Amanda Hazlett says she was told about the bankruptcy when she renewed her membership in May, but was assured when she signed the contract that it was simply a "reorganization" and that while the club could be sold, it would not affect her membership.
Nonetheless, Hazlett says the financial difficulties became obvious as bathrooms went unstocked and broken toilets were not fixed.
"Things in the gym weren't going great," says member Sarah Kirchner. "You could tell the business wasn't doing well."
Both Hazlett, 28, and Kirchner, 27, say they were willing to overlook a few inconveniences for the unique exercise environment the club offered– and the affordable rates.
"It filled a specific niche in the community," Kirchner says, citing a "really neat class for women who were retirement age."
The price also set it apart. Hazlett and Kirchner say they paid approximately $20 per month– about one fourth the cost of an ACAC individual membership, and only half the cost at Gold's Gym.
New Fitness is not the first all-women's workout facility to go belly up in the last year or so. Ladies Workout Express opened on Pantops in 2003, promising that women could burn up to 900 calories in a 30-minute workout in the club's bright pink and purple room. UVA fitness expert Glenn Gaesser suggested the claim might have been exaggerated.
In 30 minutes, Gaesser said, "Lance Armstrong cannot burn 900 calories." The club went out of business in 2004.
New Fitness made no such claims, but it did offer an all-female atmosphere. "The sole purpose in going is to work out; you're not worried about impressing abybody else," explains Hazlett.
While Kirchner had been preparing to renew her New Fitness membership, she says she's now relieved she didn't. Hazlett, however, wasn't so lucky. Taking advantage of a special deal in May, she paid approximately $300 for a 15-month membership. While members who paid monthly are now free from their financial obligation, members like Hazlett are uncertain about reimbursement.
Carpenter's New Fitness website, newfit.net, directs members like Hazlett who might deserve a refund to contact the Department of Consumer Affairs.
Neither Carpenter nor her Roanoke-based attorney, A. Carter Magee Jr., returned the Hook's calls by press time, but local attorney Doug Little says there may be good news for members like Hazlett.

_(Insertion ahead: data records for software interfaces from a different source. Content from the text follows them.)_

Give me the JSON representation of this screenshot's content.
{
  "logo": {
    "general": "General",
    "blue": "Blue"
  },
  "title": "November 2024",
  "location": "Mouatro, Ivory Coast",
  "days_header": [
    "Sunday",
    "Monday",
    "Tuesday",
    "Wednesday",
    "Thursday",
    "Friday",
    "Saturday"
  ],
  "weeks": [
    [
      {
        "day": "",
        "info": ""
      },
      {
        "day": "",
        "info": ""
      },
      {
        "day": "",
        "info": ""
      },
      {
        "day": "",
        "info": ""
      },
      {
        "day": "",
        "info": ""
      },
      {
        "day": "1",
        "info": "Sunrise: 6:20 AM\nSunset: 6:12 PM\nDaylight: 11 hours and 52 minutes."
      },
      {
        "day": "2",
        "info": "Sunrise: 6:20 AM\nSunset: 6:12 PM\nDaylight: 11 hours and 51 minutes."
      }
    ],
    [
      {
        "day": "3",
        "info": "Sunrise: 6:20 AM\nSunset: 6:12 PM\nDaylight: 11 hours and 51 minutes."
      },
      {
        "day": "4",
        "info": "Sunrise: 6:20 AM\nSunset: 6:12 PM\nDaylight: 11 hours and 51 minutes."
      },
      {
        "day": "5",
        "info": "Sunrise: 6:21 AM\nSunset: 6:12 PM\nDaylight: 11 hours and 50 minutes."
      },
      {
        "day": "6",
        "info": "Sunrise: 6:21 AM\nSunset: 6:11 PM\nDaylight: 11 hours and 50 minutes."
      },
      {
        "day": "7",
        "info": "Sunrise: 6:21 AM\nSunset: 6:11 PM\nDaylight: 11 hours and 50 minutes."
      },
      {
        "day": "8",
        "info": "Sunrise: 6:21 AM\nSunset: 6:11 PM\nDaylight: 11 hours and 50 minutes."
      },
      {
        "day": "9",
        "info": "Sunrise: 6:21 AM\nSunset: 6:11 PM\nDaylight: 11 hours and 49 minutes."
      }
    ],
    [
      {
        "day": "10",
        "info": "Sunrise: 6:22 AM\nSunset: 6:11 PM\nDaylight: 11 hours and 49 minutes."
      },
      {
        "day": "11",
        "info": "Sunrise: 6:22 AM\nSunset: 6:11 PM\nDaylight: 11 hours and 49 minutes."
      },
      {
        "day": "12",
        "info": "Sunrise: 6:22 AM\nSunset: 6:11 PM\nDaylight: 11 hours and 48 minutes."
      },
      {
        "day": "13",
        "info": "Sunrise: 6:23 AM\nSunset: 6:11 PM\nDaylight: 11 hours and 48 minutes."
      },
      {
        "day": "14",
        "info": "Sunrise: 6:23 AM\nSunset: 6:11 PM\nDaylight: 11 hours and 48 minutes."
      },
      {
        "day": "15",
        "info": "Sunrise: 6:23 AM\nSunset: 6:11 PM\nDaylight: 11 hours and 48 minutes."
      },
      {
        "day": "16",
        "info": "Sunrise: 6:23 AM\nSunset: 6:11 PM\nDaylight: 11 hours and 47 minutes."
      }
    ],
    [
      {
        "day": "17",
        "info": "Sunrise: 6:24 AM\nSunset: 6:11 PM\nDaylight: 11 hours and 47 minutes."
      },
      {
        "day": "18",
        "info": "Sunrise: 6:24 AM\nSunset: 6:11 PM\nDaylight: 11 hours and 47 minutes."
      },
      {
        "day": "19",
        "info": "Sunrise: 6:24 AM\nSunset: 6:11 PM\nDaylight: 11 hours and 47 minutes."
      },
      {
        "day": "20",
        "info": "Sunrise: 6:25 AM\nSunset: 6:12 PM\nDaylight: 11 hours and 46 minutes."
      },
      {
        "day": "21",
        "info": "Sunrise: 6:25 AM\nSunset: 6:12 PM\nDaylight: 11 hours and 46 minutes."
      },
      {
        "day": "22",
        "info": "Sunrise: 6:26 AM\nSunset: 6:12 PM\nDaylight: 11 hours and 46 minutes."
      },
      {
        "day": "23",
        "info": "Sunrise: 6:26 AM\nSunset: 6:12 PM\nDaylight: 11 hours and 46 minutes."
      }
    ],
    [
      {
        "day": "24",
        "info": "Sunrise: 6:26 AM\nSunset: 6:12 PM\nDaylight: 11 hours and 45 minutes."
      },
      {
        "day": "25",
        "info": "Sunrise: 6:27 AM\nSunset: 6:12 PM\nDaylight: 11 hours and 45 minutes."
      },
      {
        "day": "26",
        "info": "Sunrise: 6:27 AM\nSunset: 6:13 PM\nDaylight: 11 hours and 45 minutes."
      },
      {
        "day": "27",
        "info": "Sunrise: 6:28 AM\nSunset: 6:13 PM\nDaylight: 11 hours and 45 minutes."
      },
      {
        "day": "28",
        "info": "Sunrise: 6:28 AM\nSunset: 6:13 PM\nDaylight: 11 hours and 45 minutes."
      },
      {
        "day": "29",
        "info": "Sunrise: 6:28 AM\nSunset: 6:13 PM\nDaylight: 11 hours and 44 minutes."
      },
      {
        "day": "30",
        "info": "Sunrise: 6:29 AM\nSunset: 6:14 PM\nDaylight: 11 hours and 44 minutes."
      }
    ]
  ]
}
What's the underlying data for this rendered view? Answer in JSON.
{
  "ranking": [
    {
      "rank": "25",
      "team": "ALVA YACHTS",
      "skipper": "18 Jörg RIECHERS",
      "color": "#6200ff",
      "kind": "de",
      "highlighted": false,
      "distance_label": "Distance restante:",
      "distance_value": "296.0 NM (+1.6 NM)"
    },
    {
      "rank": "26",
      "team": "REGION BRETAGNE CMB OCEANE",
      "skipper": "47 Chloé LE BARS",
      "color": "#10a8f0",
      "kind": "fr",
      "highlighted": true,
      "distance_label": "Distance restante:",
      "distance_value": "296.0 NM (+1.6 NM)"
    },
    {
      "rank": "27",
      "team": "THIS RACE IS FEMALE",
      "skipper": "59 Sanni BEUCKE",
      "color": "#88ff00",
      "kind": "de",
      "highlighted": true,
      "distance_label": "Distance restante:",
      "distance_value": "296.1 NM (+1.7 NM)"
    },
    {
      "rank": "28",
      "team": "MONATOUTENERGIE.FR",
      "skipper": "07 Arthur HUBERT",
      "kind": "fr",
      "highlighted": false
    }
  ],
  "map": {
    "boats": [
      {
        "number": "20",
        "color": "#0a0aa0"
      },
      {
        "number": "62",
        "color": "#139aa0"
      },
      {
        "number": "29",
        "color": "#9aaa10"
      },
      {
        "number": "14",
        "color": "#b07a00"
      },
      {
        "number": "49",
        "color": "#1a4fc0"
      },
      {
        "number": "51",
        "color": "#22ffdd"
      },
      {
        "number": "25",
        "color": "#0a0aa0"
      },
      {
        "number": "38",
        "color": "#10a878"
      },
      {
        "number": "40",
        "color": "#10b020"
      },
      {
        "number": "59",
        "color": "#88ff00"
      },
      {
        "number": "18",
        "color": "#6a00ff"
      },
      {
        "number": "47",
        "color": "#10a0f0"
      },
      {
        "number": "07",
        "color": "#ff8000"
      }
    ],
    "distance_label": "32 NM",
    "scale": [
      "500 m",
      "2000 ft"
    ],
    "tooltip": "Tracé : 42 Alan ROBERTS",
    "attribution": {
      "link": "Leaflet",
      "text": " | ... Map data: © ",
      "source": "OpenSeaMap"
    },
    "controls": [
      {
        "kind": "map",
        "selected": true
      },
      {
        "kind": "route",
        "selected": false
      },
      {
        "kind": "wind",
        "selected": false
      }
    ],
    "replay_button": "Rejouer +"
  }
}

A 1984 law, the Virginia Health Spa Act, requires that Virginia health clubs post a bond with the state to cover member refunds in the event a club folds.
And according to Michael Wright at the Office of Consumer Affairs, New Fitness does have a $30,000 bond on file for its Charlottesville club.
Wright says members can download a claim form from the website, vdacs.virginia.gov, or call 800-552-9963.
But while news of the bond may soften the financial blow for members, it doesn't lessen Hazlett's disappointment at losing her club.
"There was one instructor in particular who was really motivating," she recalls, "and it made it fun to go and work out, even on days when I didn't want to be there. There's really no other place like it."
New Fitness for Ladies member Heather Roach arrived at the club on Monday only to learn it had closed.
PHOTO BY WILL WALKER